*Bounty: 50*

*Bounty: 50*

Consider a random vector $X in mathbb{R}^{d}$ with support $text{supp}(X) = {1,2,3,4}^d$, and let $P_X$ denote its known probability mass function. Note that $lvert text{supp}(X) rvert = 4^d$.

I have $n ll 4^d$ i.i.d. samples of $X$, and I suspect that these are not distributed according to $P_X$. The following are my questions:

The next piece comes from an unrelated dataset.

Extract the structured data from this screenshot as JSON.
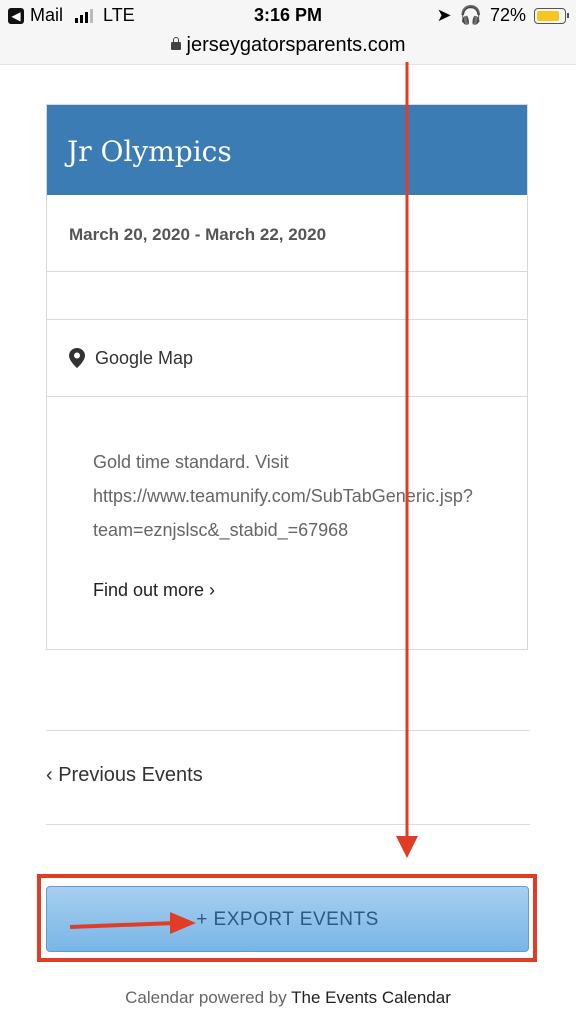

- Is it more appropriate to make the null hypothesis that the distribution of the samples is
*not*$P_X$, or should I only consider the alternative to be the null hypothesis? Typically, hypothesis tests seem to make the null hypothesis that the distributions are the same. - What should be my hypothesis test, considering that my sample size $n$ is far less than the support of $X$?
- Related to question 2, suppose $d = 4$ and $n = 50$. Then I have $50$ samples but my random vector $X$ can take $256$ possible values. In this setting, it seems difficult to even estimate the distribution from which the $50$ samples are generated with reasonable accuracy. However, I can estimate, e.g., the probability $mathbb{P}(X_4 = 1)$ from the sample with reasonably high accuracy and compare it to the true value from the marginal of $P_X$. Therefore, it looks like I can potentially use such marginal tests to not reject my hypothesis that the sample distribution is not $P_X$. This feels ad hoc, though – there could be a whole bunch of other tests I can use that are not captured by testing marginals.